In the present case defendants might well have assumed that because the corporation was liable for the wages they, as agents for the corporation were not liable. As we have noted, defendants' liability was based upon their failure to disclose their agency. If they knew they were liable for wages incurred during their management of the restaurant as agents for an undisclosed principal and they refused to pay wages due, there would be some basis for arguing that their conduct was "wilful." But plaintiff has the burden of proving wilful conduct on the part of the employer and here he failed to prove it. Plaintiff failed to show that defendants had knowledge of their liability and in the absence of such proof defendants should have the benefit of a presumption that they acted in reliance upon the protection from liability which the corporate form normally provides.

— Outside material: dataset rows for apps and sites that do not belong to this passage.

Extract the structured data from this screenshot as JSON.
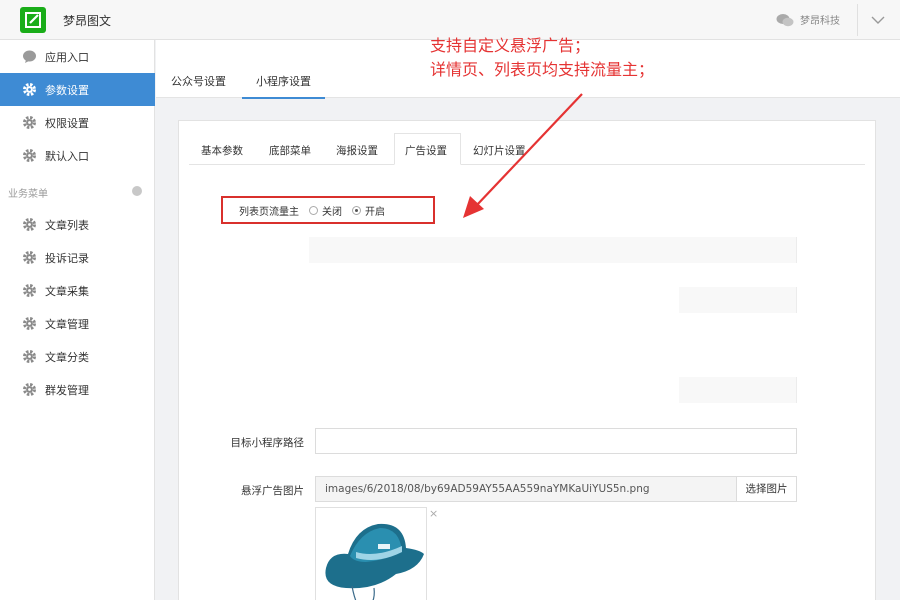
{
  "header": {
    "app_name": "梦昂图文",
    "account_name": "梦昂科技"
  },
  "sidebar": {
    "items": [
      {
        "label": "应用入口",
        "icon": "chat-bubble-icon"
      },
      {
        "label": "参数设置",
        "icon": "gear-icon",
        "active": true
      },
      {
        "label": "权限设置",
        "icon": "gear-icon"
      },
      {
        "label": "默认入口",
        "icon": "gear-icon"
      }
    ],
    "section_label": "业务菜单",
    "business_items": [
      {
        "label": "文章列表",
        "icon": "gear-icon"
      },
      {
        "label": "投诉记录",
        "icon": "gear-icon"
      },
      {
        "label": "文章采集",
        "icon": "gear-icon"
      },
      {
        "label": "文章管理",
        "icon": "gear-icon"
      },
      {
        "label": "文章分类",
        "icon": "gear-icon"
      },
      {
        "label": "群发管理",
        "icon": "gear-icon"
      }
    ]
  },
  "main_tabs": [
    "公众号设置",
    "小程序设置"
  ],
  "panel_tabs": [
    "基本参数",
    "底部菜单",
    "海报设置",
    "广告设置",
    "幻灯片设置"
  ],
  "form": {
    "list_ad_label": "列表页流量主",
    "option_off": "关闭",
    "option_on": "开启",
    "selected": "开启",
    "target_path_label": "目标小程序路径",
    "target_path_value": "",
    "float_ad_label": "悬浮广告图片",
    "float_ad_value": "images/6/2018/08/by69AD59AY55AA559naYMKaUiYUS5n.png",
    "select_image_button": "选择图片",
    "remove_symbol": "×"
  },
  "annotation": {
    "line1": "支持自定义悬浮广告；",
    "line2": "详情页、列表页均支持流量主；"
  },
  "colors": {
    "accent": "#3e8bd4",
    "annotation": "#e53333",
    "logo": "#1aad19"
  }
}
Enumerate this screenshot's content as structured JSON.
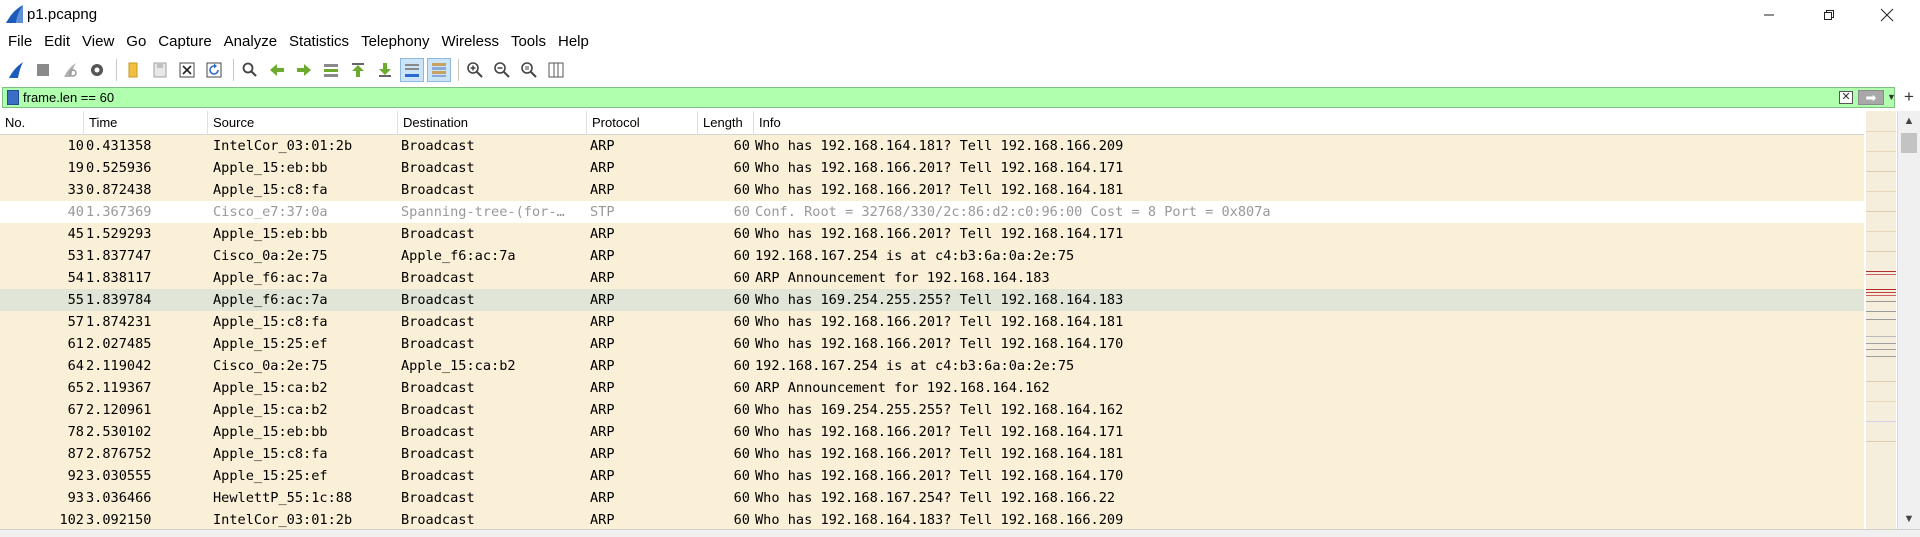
{
  "window": {
    "title": "p1.pcapng"
  },
  "menu": [
    "File",
    "Edit",
    "View",
    "Go",
    "Capture",
    "Analyze",
    "Statistics",
    "Telephony",
    "Wireless",
    "Tools",
    "Help"
  ],
  "toolbar": {
    "icons": [
      "shark-fin-start-icon",
      "stop-icon",
      "restart-icon",
      "capture-options-icon",
      "open-file-icon",
      "save-file-icon",
      "close-file-icon",
      "reload-icon",
      "find-icon",
      "go-back-icon",
      "go-forward-icon",
      "go-to-packet-icon",
      "first-packet-icon",
      "last-packet-icon",
      "autoscroll-icon",
      "colorize-icon",
      "zoom-in-icon",
      "zoom-out-icon",
      "zoom-normal-icon",
      "resize-columns-icon"
    ]
  },
  "filter": {
    "value": "frame.len == 60"
  },
  "columns": [
    "No.",
    "Time",
    "Source",
    "Destination",
    "Protocol",
    "Length",
    "Info"
  ],
  "colors": {
    "arp_row": "#faf0d7",
    "selected_row": "#e1e5d7",
    "stp_row": "#ffffff",
    "stp_text": "#999999",
    "filter_bg": "#afffaf"
  },
  "packets": [
    {
      "no": "10",
      "time": "0.431358",
      "src": "IntelCor_03:01:2b",
      "dst": "Broadcast",
      "proto": "ARP",
      "len": "60",
      "info": "Who has 192.168.164.181? Tell 192.168.166.209",
      "style": "arp"
    },
    {
      "no": "19",
      "time": "0.525936",
      "src": "Apple_15:eb:bb",
      "dst": "Broadcast",
      "proto": "ARP",
      "len": "60",
      "info": "Who has 192.168.166.201? Tell 192.168.164.171",
      "style": "arp"
    },
    {
      "no": "33",
      "time": "0.872438",
      "src": "Apple_15:c8:fa",
      "dst": "Broadcast",
      "proto": "ARP",
      "len": "60",
      "info": "Who has 192.168.166.201? Tell 192.168.164.181",
      "style": "arp"
    },
    {
      "no": "40",
      "time": "1.367369",
      "src": "Cisco_e7:37:0a",
      "dst": "Spanning-tree-(for-…",
      "proto": "STP",
      "len": "60",
      "info": "Conf. Root = 32768/330/2c:86:d2:c0:96:00  Cost = 8  Port = 0x807a",
      "style": "stp"
    },
    {
      "no": "45",
      "time": "1.529293",
      "src": "Apple_15:eb:bb",
      "dst": "Broadcast",
      "proto": "ARP",
      "len": "60",
      "info": "Who has 192.168.166.201? Tell 192.168.164.171",
      "style": "arp"
    },
    {
      "no": "53",
      "time": "1.837747",
      "src": "Cisco_0a:2e:75",
      "dst": "Apple_f6:ac:7a",
      "proto": "ARP",
      "len": "60",
      "info": "192.168.167.254 is at c4:b3:6a:0a:2e:75",
      "style": "arp"
    },
    {
      "no": "54",
      "time": "1.838117",
      "src": "Apple_f6:ac:7a",
      "dst": "Broadcast",
      "proto": "ARP",
      "len": "60",
      "info": "ARP Announcement for 192.168.164.183",
      "style": "arp"
    },
    {
      "no": "55",
      "time": "1.839784",
      "src": "Apple_f6:ac:7a",
      "dst": "Broadcast",
      "proto": "ARP",
      "len": "60",
      "info": "Who has 169.254.255.255? Tell 192.168.164.183",
      "style": "selected"
    },
    {
      "no": "57",
      "time": "1.874231",
      "src": "Apple_15:c8:fa",
      "dst": "Broadcast",
      "proto": "ARP",
      "len": "60",
      "info": "Who has 192.168.166.201? Tell 192.168.164.181",
      "style": "arp"
    },
    {
      "no": "61",
      "time": "2.027485",
      "src": "Apple_15:25:ef",
      "dst": "Broadcast",
      "proto": "ARP",
      "len": "60",
      "info": "Who has 192.168.166.201? Tell 192.168.164.170",
      "style": "arp"
    },
    {
      "no": "64",
      "time": "2.119042",
      "src": "Cisco_0a:2e:75",
      "dst": "Apple_15:ca:b2",
      "proto": "ARP",
      "len": "60",
      "info": "192.168.167.254 is at c4:b3:6a:0a:2e:75",
      "style": "arp"
    },
    {
      "no": "65",
      "time": "2.119367",
      "src": "Apple_15:ca:b2",
      "dst": "Broadcast",
      "proto": "ARP",
      "len": "60",
      "info": "ARP Announcement for 192.168.164.162",
      "style": "arp"
    },
    {
      "no": "67",
      "time": "2.120961",
      "src": "Apple_15:ca:b2",
      "dst": "Broadcast",
      "proto": "ARP",
      "len": "60",
      "info": "Who has 169.254.255.255? Tell 192.168.164.162",
      "style": "arp"
    },
    {
      "no": "78",
      "time": "2.530102",
      "src": "Apple_15:eb:bb",
      "dst": "Broadcast",
      "proto": "ARP",
      "len": "60",
      "info": "Who has 192.168.166.201? Tell 192.168.164.171",
      "style": "arp"
    },
    {
      "no": "87",
      "time": "2.876752",
      "src": "Apple_15:c8:fa",
      "dst": "Broadcast",
      "proto": "ARP",
      "len": "60",
      "info": "Who has 192.168.166.201? Tell 192.168.164.181",
      "style": "arp"
    },
    {
      "no": "92",
      "time": "3.030555",
      "src": "Apple_15:25:ef",
      "dst": "Broadcast",
      "proto": "ARP",
      "len": "60",
      "info": "Who has 192.168.166.201? Tell 192.168.164.170",
      "style": "arp"
    },
    {
      "no": "93",
      "time": "3.036466",
      "src": "HewlettP_55:1c:88",
      "dst": "Broadcast",
      "proto": "ARP",
      "len": "60",
      "info": "Who has 192.168.167.254? Tell 192.168.166.22",
      "style": "arp"
    },
    {
      "no": "102",
      "time": "3.092150",
      "src": "IntelCor_03:01:2b",
      "dst": "Broadcast",
      "proto": "ARP",
      "len": "60",
      "info": "Who has 192.168.164.183? Tell 192.168.166.209",
      "style": "arp"
    }
  ]
}
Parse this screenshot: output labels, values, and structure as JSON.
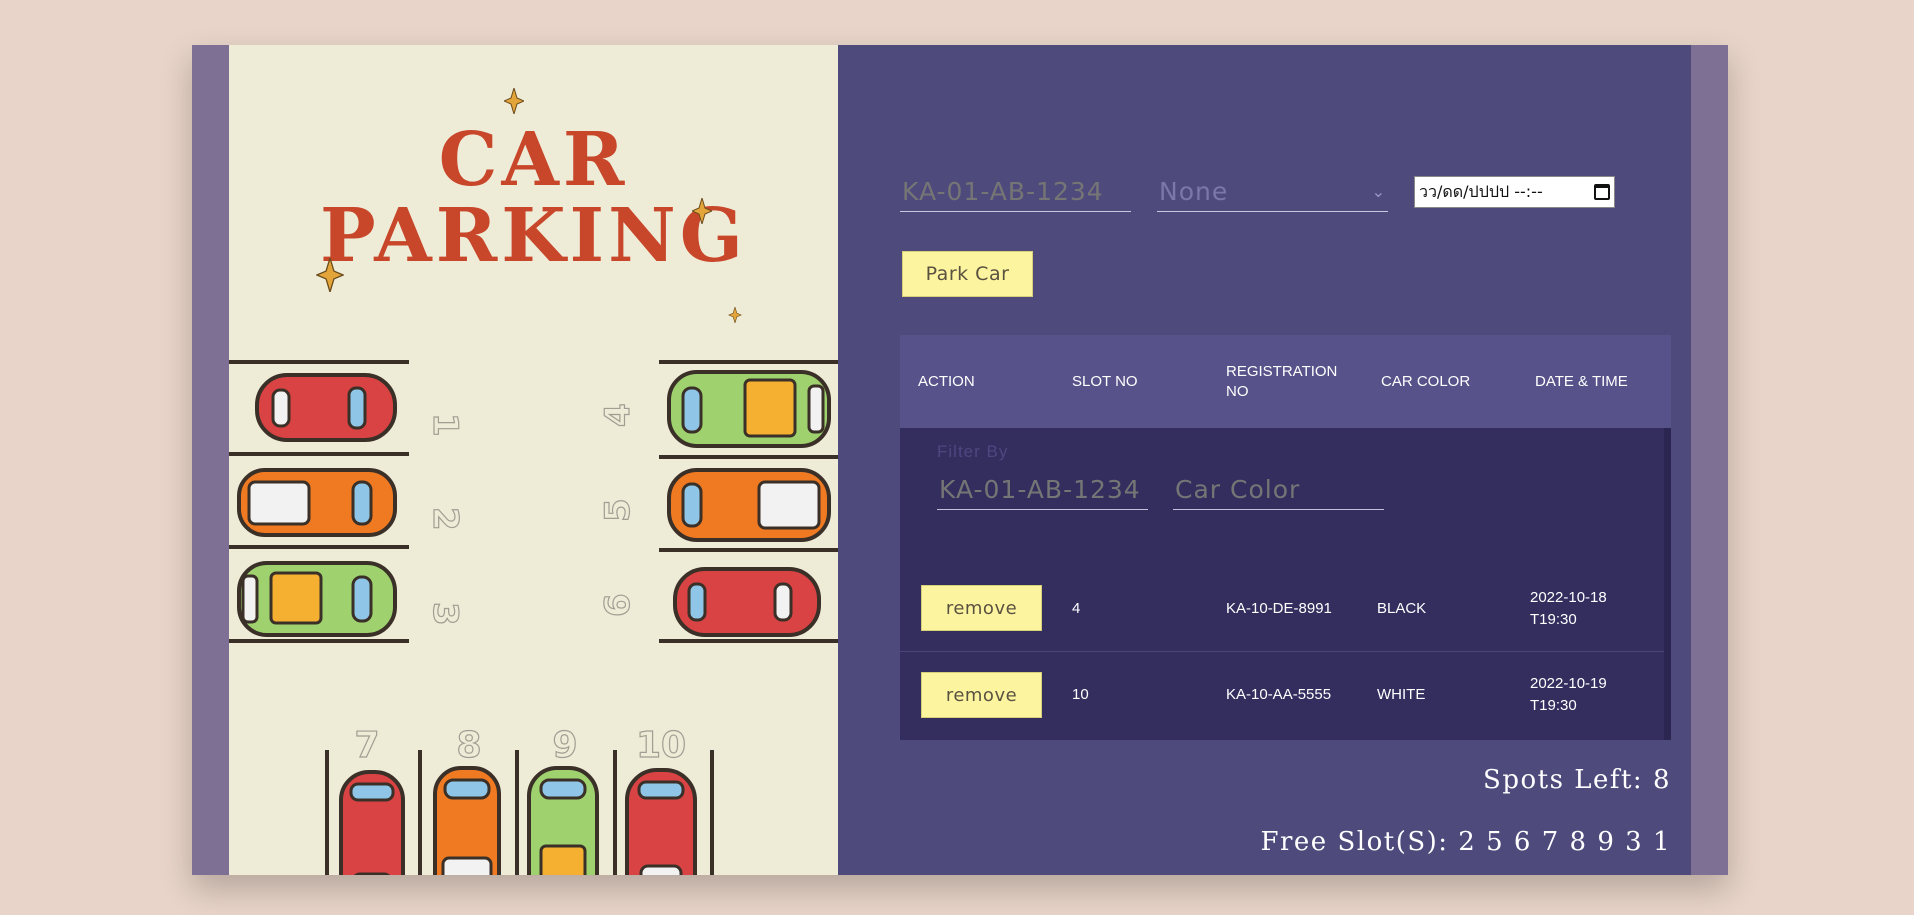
{
  "banner": {
    "title_line1": "CAR",
    "title_line2": "PARKING",
    "slot_labels": [
      "1",
      "2",
      "3",
      "4",
      "5",
      "6",
      "7",
      "8",
      "9",
      "10"
    ],
    "colors": {
      "title": "#c8462a",
      "panel": "#eeebd7",
      "sparkle": "#e3a53a"
    }
  },
  "form": {
    "registration_placeholder": "KA-01-AB-1234",
    "color_select_value": "None",
    "datetime_value": "วว/ดด/ปปปป --:--",
    "park_button_label": "Park Car"
  },
  "table": {
    "headers": {
      "action": "ACTION",
      "slot_no": "SLOT NO",
      "registration_no": "REGISTRATION NO",
      "car_color": "CAR COLOR",
      "date_time": "DATE & TIME"
    },
    "filter": {
      "label": "Filter By",
      "registration_placeholder": "KA-01-AB-1234",
      "color_placeholder": "Car Color"
    },
    "rows": [
      {
        "action_label": "remove",
        "slot": "4",
        "registration": "KA-10-DE-8991",
        "color": "BLACK",
        "datetime": "2022-10-18T19:30"
      },
      {
        "action_label": "remove",
        "slot": "10",
        "registration": "KA-10-AA-5555",
        "color": "WHITE",
        "datetime": "2022-10-19T19:30"
      }
    ]
  },
  "summary": {
    "spots_left": "Spots Left: 8",
    "free_slots": "Free Slot(S): 2 5 6 7 8 9 3 1"
  },
  "theme": {
    "accent_button": "#fdf4a0",
    "panel_bg": "#4e4b7c",
    "table_body": "#342e5f"
  }
}
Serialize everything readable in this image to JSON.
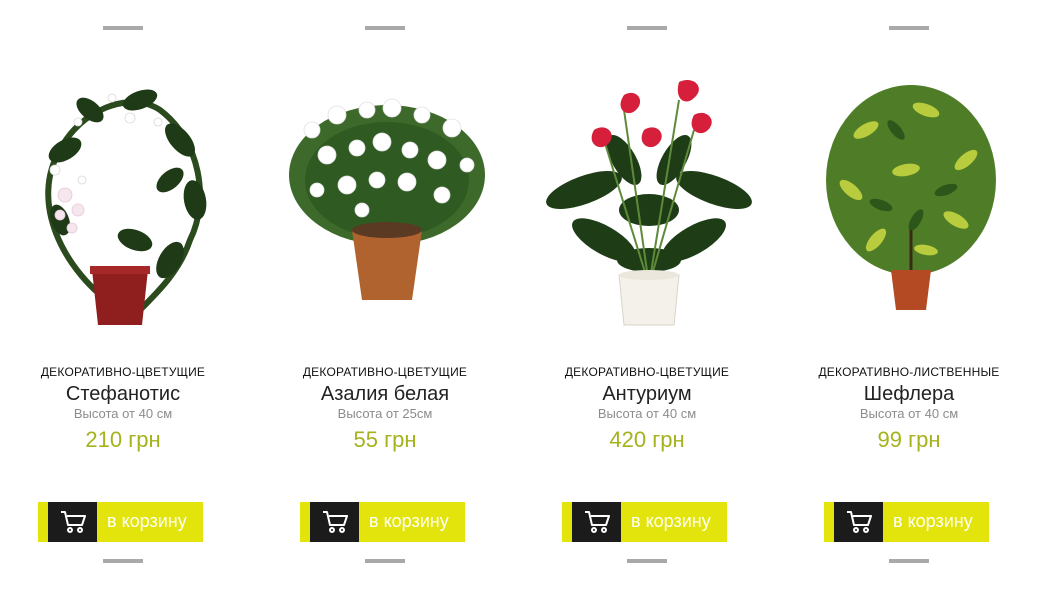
{
  "products": [
    {
      "category": "ДЕКОРАТИВНО-ЦВЕТУЩИЕ",
      "name": "Стефанотис",
      "height": "Высота от 40 см",
      "price": "210 грн",
      "cart_label": "в корзину"
    },
    {
      "category": "ДЕКОРАТИВНО-ЦВЕТУЩИЕ",
      "name": "Азалия белая",
      "height": "Высота от 25см",
      "price": "55 грн",
      "cart_label": "в корзину"
    },
    {
      "category": "ДЕКОРАТИВНО-ЦВЕТУЩИЕ",
      "name": "Антуриум",
      "height": "Высота от 40 см",
      "price": "420 грн",
      "cart_label": "в корзину"
    },
    {
      "category": "ДЕКОРАТИВНО-ЛИСТВЕННЫЕ",
      "name": "Шефлера",
      "height": "Высота от 40 см",
      "price": "99 грн",
      "cart_label": "в корзину"
    }
  ],
  "colors": {
    "accent": "#e2e40c",
    "price": "#a5b21c",
    "icon_box": "#1b1b1b",
    "divider": "#a9a9a9"
  },
  "icons": {
    "cart": "shopping-cart-icon"
  }
}
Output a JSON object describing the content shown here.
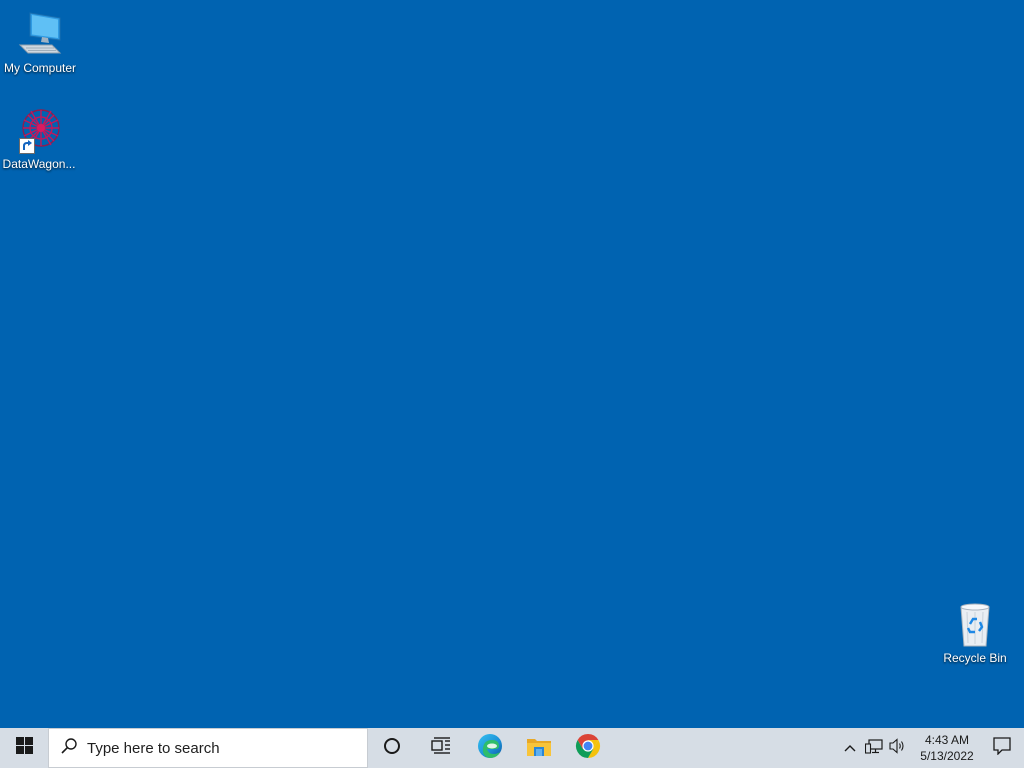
{
  "desktop": {
    "background_color": "#0063b1",
    "icons": [
      {
        "label": "My Computer",
        "icon": "computer-icon"
      },
      {
        "label": "DataWagon...",
        "icon": "datawagon-icon"
      },
      {
        "label": "Recycle Bin",
        "icon": "recycle-bin-icon"
      }
    ]
  },
  "taskbar": {
    "search_placeholder": "Type here to search",
    "apps": [
      {
        "name": "Cortana",
        "icon": "cortana-icon"
      },
      {
        "name": "Task View",
        "icon": "task-view-icon"
      },
      {
        "name": "Microsoft Edge",
        "icon": "edge-icon"
      },
      {
        "name": "File Explorer",
        "icon": "file-explorer-icon"
      },
      {
        "name": "Google Chrome",
        "icon": "chrome-icon"
      }
    ],
    "tray": {
      "icons": [
        "chevron-up-icon",
        "network-icon",
        "volume-icon"
      ],
      "time": "4:43 AM",
      "date": "5/13/2022"
    }
  }
}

Penalties were also imposed upon defendants under ORS 652.350 which provides as follows:

"Upon being informed of a wage claim against an employer or former employer, the commissioner shall, if such claim appears to be just, immediately notify the employer or former employer, of such claim by mail. If the employer or former employer, fails to pay the claim or to make satisfactory explanation to the commissioner of his failure to do so, within 30 days thereafter, the employer or former employer shall be liable to a penalty of 10 percent of that portion of the claim found to be justly due. The commissioner shall have a cause of action against the employer or former employer for the recovery of such penalty, and the same may be included in any subsequent action by the commissioner on said wage claim, *554 or may be exercised separately after adjustment of such wage claim without court action."

It is not clear under what circumstances this statute becomes operative. Plaintiff concedes that he has the burden of proving that a satisfactory explanation of the employer's failure to pay the wage claim was not given. Plaintiff introduced into evidence notices of the wage claims of five employees. But there is no evidence in the record as to whether defendants ever responded to the notice. The burden was on plaintiff not only to show that he sent the notice but also that defendants did not respond within 30 days or that they responded and attempted to explain why the wages were not paid. Not having produced this evidence, plaintiff is not entitled to recover the penalty.

The judgment is reversed and remanded for the entry of a judgment consistent with this opinion.

NOTES

[1] There are allegations in the brief on appeal and certain evidence which would tend to suggest misappropriation of corporate assets, confusion of personal and corporate assets which prejudiced claimants' claims and the disregard of the corporate form justifying the imposition of personal liability on defendants. These theories do not appear to have been seriously advanced by plaintiff. Even if they were, the evidence was not sufficient to warrant their application.

[2] State ex rel. Nilsen v. Johnston, 233 Or. 103, 377 P.2d 331 (1962); Nordling v. Johnston, 205 Or. 315, 283 P.2d 994, 287 P.2d 420, 48 A.L.R.2d 1369 (1955); Davis v. Morris, 37 Cal. App. 2d 269, 99 P.2d 345 (1940).